**Listed entries:**
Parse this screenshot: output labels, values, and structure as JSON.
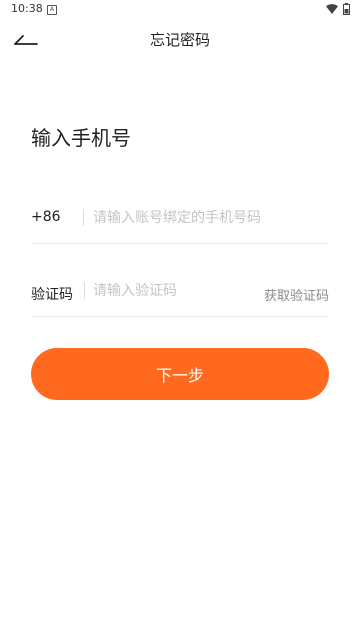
{
  "status_bar": {
    "time": "10:38",
    "notification_icon": "A",
    "icons": [
      "wifi-icon",
      "battery-icon"
    ]
  },
  "header": {
    "title": "忘记密码",
    "back_icon": "back-arrow-icon"
  },
  "form": {
    "heading": "输入手机号",
    "phone": {
      "country_code": "+86",
      "value": "",
      "placeholder": "请输入账号绑定的手机号码"
    },
    "code": {
      "label": "验证码",
      "value": "",
      "placeholder": "请输入验证码",
      "get_code_label": "获取验证码"
    },
    "submit_label": "下一步"
  },
  "colors": {
    "accent": "#ff6a1f",
    "placeholder": "#c4c4c4",
    "divider": "#ececec",
    "secondary_text": "#8a8a8a"
  }
}
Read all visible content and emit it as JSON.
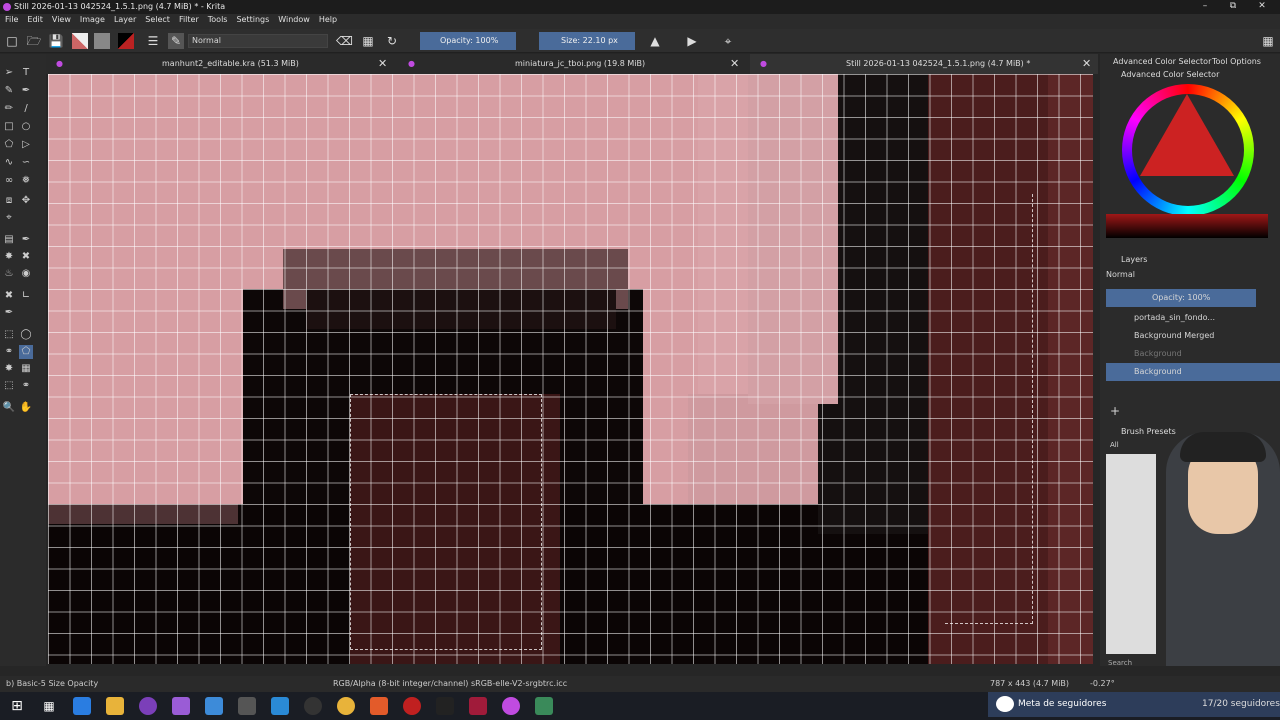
{
  "window": {
    "title": "Still 2026-01-13 042524_1.5.1.png (4.7 MiB) * - Krita"
  },
  "menu": [
    "File",
    "Edit",
    "View",
    "Image",
    "Layer",
    "Select",
    "Filter",
    "Tools",
    "Settings",
    "Window",
    "Help"
  ],
  "toolbar": {
    "blend_mode": "Normal",
    "opacity": "Opacity: 100%",
    "size": "Size: 22.10 px"
  },
  "tabs": [
    {
      "label": "manhunt2_editable.kra (51.3 MiB)"
    },
    {
      "label": "miniatura_jc_tboi.png (19.8 MiB)"
    },
    {
      "label": "Still 2026-01-13 042524_1.5.1.png (4.7 MiB) *"
    }
  ],
  "right_panel": {
    "tab_color": "Advanced Color Selector",
    "tab_tool": "Tool Options",
    "color_title": "Advanced Color Selector",
    "layers_title": "Layers",
    "layers_blend": "Normal",
    "layers_opacity": "Opacity:  100%",
    "layers": [
      {
        "name": "portada_sin_fondo...",
        "visible": true
      },
      {
        "name": "Background Merged",
        "visible": true
      },
      {
        "name": "Background",
        "visible": false
      },
      {
        "name": "Background",
        "visible": true,
        "selected": true
      }
    ],
    "presets_title": "Brush Presets",
    "presets_filter": "All",
    "search_placeholder": "Search"
  },
  "status": {
    "preset": "b) Basic-5 Size Opacity",
    "color_info": "RGB/Alpha (8-bit integer/channel)  sRGB-elle-V2-srgbtrc.icc",
    "dims": "787 x 443 (4.7 MiB)",
    "rotation": "-0.27°"
  },
  "notification": {
    "label": "Meta de seguidores",
    "value": "17/20 seguidores"
  },
  "colors": {
    "accent": "#4a6b9a",
    "pink": "#d79ea3",
    "dark_red": "#4a1a1a"
  }
}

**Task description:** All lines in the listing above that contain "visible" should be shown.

**Result:**
Read all visible content and emit it as JSON.
        "visible": true
        "visible": true
        "visible": false
        "visible": true,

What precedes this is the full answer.